These are just my observations. I'm not here to judge and I am definitely guilty of some of the things I’ve stated here. Like Lifetime once said "Times change people change and so must I. Something in the music just makes me smile – remember when"…
1) Lyrical Breakdown
Sadly, most hardcore bands today don't have too much to say. I was drawn into this genre of ours mostly because of the message. I would rip open new records and go right for the lyric sheet to learn, grow, and question everything. I didn’t even have to agree with what bands were saying, at least they were standing for something. Now, some records don't even come with lyrics. Hearing lyrics that make me feel and believe something are few and far between.
2) Big Business

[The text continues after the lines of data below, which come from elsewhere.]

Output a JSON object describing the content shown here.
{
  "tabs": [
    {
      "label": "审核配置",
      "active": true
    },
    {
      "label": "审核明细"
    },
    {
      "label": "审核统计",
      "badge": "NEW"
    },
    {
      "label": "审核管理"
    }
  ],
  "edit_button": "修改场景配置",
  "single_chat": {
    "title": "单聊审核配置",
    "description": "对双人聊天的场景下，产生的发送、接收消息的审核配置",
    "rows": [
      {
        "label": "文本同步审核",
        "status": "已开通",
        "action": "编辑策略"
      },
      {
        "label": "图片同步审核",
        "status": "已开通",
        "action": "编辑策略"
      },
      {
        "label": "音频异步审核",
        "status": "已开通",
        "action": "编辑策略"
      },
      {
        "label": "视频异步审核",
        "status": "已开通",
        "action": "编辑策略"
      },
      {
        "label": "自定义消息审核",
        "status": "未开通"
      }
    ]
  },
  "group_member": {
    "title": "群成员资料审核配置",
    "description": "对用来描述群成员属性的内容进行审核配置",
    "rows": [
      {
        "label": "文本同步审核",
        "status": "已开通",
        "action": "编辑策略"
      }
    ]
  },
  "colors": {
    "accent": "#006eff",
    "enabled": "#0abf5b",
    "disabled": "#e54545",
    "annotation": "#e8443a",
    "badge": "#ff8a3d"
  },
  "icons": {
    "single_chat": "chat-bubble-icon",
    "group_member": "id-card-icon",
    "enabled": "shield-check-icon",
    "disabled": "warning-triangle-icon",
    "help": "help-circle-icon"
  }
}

It seems like every hardcore band today has a booking agent. Lots of bands have a manager. Many have moved away from underground hardcore labels and are trying to get exposure to the masses with multiple web-stores to sell the product, contracts, Soundscans and road crews Like it or not hardcore is a business for lots of bands.
3) Gas prices rise and rise…

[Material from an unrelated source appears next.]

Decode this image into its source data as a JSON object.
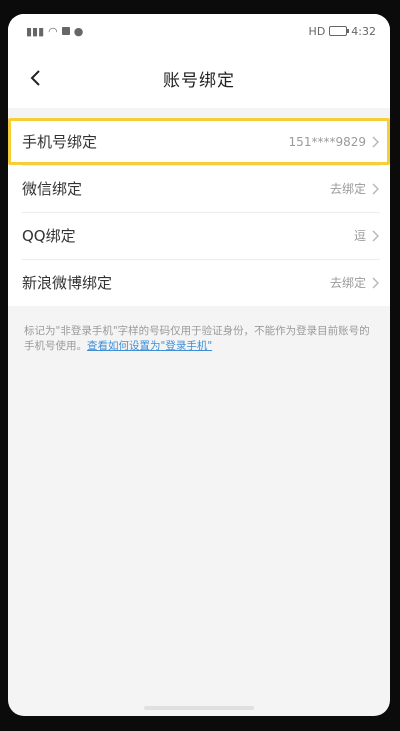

Terror survived our first few years of touring getting paid $150 to $200 dollars a night. It wasn't always easy or profitable, but we got by on that money. With the rise of gas prices, I'm not sure how some bands make it. Greenvans introduced those vegetable oil vans but they didn't really seem to stick. I often wonder if people that go to shows and bitch about the prices of tickets and t-shirts ever think about how expensive it is to be on the road as a band.
4) What Does Hardcore Mean Anymore?
When someone would say to me that band X is a hardcore band, I had a general idea of what they sounded like. Whether it was more Gorilla Biscuits or more Madball, I basically knew what I was getting. Nowadays, when someone tell me a band is a "hardcore band," I have no clue what I am in for. I have no idea what they sound like, no idea if they even know who Agnostic Front is. The word "hardcore" has been stretched and taken in so many directions sometimes it's hard to know who even cares what that word even means.
5) Death of ethics
Hardcore bands today are pretty much on a Motley Crüe mindset more than a later-era Chokehold ethical trip. Bands want to get big,want to get paid,want to come to town, get drunk, and fuck some babes. They want to dress to impress and get some attention. Don't get me wrong, there are still bands and kids with ethics, but sometimes when I'm at shows observing what's going on I wonder where all the community values and all the ethics and thinking and screaming for change has gone. I also don't see too many vegan bake sales anymore.
6) Broken Down Walls
I would say Hatebreed broke down a lot of walls for hardcore bands to come after them. They shattered all the expectations and limitation of what a hardcore band can do. They expanded their fan base well past the hardcore scene without changing their look or sound. They got the bigger tours in all genres. They signed to a major and they got nominated for a Grammy. Fucking insane.
7) The Mall of Merch
Bands now have so many more items for sale on tour, in many different sizes (including girls and even children). Online stores are stocked with every item known to man from shot glasses to sunglasses to flip flops to whatever you can think of. Hardcore bands today will put their logo on anything and sell them.
8) Everybody's on tour, always
When I first got into hardcore there would be a few shows a month in Buffalo, on a good month. They were special and almost every hardcore kid in Buffalo would do everything they could do be there. Lots of kids would travel from other close cities. Now it seems like there are so many shows, so many tours, that no one can keep up, no one has the time and money to attend all these shows. Bands that don't even have a decent fan base in their hometown are down to hit the road for a full U.S. tour. Band that have never toured the USA are off to Europe. It's the Wild West out there in the touring world.
9) DIY is there for the taking
Bands can now record on laptops. Bandcamp is a great way to get your music out. Social media is a great way to great the word out about your band. Booking tours can be done much easier now with the internet and all the communicating that is done. Big Cartel is a great place for people to cut out the middle man and handle all their own merch mail orders. Spin things yourself and cutting out everyone that wants to put their greasy hands on your band is easier than ever. But have we become so numb and lazy to realize it.
10) Vinyl back on top
After lots of labels stopped giving a fuck about LPs and 7 inches, vinyl has made a comeback and is cool again. This is a big slap in the face for most hardcore labels that have always been pressing all of their releases on vinyl, because now the turnaround to get your records is extremely high. It's sad, but it's life. So keep this in mind when you order a record and it comes in the mail a few weeks late. The labels are doing the best they can while the major labels are remastering and repressing for Urban Outfitters and Record Store Day are getting in the way.
Terror's new album, The 25th Hour is out August 7th on Victory Records.